=== Task material ===

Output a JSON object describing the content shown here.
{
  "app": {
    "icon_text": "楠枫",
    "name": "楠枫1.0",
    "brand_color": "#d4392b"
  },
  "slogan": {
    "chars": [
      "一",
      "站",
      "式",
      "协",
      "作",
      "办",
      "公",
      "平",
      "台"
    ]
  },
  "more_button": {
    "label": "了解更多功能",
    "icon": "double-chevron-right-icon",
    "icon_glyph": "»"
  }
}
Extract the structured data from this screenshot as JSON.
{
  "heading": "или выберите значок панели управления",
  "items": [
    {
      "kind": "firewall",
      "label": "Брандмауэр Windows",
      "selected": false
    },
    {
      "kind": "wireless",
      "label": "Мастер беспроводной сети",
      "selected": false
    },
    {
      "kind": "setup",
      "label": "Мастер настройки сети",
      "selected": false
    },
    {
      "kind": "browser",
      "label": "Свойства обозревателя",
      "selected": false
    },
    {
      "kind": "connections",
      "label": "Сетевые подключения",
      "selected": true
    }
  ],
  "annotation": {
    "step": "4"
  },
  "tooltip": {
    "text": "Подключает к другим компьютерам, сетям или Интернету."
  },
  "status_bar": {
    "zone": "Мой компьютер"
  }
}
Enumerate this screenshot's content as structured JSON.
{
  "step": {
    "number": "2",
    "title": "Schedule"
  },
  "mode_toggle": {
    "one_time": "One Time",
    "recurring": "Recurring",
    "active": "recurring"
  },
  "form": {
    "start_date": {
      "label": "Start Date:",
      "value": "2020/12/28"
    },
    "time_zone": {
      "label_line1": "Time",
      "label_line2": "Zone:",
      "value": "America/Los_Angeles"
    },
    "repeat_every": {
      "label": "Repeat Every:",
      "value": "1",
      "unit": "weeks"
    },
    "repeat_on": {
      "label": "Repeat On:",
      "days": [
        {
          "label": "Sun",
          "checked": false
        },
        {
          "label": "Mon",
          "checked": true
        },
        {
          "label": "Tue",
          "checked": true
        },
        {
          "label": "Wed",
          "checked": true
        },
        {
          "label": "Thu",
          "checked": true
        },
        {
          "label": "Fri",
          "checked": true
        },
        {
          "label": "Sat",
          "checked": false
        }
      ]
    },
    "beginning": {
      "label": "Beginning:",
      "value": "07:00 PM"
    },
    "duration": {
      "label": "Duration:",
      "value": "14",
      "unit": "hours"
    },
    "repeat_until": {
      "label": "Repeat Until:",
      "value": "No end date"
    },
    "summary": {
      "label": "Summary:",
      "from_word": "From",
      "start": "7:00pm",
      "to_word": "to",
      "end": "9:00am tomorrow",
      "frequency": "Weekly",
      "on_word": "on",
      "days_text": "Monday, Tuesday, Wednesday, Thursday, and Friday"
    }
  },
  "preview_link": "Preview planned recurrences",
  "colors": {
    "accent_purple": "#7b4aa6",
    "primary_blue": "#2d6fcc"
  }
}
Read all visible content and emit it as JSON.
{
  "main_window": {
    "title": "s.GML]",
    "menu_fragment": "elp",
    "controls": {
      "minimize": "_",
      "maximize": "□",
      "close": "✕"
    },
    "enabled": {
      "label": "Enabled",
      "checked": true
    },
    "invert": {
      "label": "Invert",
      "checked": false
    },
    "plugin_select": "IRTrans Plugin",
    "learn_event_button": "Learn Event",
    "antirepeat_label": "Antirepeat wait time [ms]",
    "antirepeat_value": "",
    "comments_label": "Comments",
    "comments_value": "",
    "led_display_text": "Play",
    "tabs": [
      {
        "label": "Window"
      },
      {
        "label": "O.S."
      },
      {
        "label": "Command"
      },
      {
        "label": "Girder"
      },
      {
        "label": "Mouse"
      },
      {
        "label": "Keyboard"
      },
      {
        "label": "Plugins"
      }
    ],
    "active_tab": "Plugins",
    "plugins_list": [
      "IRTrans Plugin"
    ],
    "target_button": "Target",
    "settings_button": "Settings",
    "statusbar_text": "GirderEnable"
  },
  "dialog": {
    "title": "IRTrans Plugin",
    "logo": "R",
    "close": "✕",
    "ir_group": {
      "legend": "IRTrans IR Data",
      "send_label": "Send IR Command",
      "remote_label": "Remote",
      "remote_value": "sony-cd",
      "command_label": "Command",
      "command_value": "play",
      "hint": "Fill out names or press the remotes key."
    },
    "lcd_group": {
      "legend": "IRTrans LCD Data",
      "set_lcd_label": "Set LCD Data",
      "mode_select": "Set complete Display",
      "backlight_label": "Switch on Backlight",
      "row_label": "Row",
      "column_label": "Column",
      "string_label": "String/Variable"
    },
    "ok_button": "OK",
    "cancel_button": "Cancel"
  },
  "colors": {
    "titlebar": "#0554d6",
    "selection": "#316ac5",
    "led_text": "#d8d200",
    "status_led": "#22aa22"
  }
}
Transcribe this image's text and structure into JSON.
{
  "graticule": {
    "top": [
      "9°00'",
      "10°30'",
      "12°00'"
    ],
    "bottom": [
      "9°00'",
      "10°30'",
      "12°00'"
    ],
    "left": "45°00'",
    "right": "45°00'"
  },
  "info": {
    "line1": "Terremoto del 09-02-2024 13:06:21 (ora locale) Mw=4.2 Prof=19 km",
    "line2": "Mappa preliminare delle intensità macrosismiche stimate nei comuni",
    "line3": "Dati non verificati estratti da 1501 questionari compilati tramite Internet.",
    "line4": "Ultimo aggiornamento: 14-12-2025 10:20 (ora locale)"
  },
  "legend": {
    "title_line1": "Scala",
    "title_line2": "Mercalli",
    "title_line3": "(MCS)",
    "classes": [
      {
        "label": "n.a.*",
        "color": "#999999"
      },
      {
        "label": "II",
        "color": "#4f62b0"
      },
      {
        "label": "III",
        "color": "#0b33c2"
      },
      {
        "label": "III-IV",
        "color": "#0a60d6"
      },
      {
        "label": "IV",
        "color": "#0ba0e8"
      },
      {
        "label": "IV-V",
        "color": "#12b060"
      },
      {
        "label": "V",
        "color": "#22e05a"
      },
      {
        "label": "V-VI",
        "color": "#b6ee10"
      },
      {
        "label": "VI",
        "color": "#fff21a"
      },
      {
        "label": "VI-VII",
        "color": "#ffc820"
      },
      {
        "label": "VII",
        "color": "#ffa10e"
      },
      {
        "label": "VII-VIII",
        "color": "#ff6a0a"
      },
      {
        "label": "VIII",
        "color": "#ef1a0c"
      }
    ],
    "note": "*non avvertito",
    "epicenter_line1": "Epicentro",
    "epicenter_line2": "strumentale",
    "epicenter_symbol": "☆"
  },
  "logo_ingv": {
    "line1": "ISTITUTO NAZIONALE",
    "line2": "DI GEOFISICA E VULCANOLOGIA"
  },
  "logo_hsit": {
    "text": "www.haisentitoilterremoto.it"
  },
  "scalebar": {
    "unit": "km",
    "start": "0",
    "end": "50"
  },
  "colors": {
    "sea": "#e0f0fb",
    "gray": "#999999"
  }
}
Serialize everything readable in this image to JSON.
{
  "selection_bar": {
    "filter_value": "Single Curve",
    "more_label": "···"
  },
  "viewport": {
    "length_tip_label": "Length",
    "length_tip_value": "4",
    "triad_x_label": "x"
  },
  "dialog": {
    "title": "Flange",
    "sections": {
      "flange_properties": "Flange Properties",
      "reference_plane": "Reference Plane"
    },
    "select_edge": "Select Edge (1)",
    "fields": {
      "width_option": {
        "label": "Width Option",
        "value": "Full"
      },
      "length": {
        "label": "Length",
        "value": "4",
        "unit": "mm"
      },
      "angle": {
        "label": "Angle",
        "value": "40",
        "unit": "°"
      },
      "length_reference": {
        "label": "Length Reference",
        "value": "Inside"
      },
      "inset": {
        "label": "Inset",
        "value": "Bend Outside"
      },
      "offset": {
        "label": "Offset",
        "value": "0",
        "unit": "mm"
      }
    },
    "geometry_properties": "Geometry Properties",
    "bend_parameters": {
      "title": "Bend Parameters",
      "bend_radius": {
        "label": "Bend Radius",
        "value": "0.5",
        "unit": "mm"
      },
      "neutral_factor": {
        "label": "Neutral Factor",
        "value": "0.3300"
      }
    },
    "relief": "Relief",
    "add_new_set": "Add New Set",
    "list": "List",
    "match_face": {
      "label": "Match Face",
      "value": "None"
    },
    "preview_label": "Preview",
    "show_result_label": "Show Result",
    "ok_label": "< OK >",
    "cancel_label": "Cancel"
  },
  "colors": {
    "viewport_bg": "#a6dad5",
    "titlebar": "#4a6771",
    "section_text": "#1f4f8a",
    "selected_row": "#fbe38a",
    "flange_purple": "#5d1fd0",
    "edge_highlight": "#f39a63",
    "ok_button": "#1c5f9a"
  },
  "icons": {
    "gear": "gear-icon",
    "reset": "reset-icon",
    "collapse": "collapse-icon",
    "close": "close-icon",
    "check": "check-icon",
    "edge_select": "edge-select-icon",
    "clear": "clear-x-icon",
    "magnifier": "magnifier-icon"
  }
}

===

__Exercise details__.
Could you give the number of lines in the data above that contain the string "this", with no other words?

__Task answer__.
4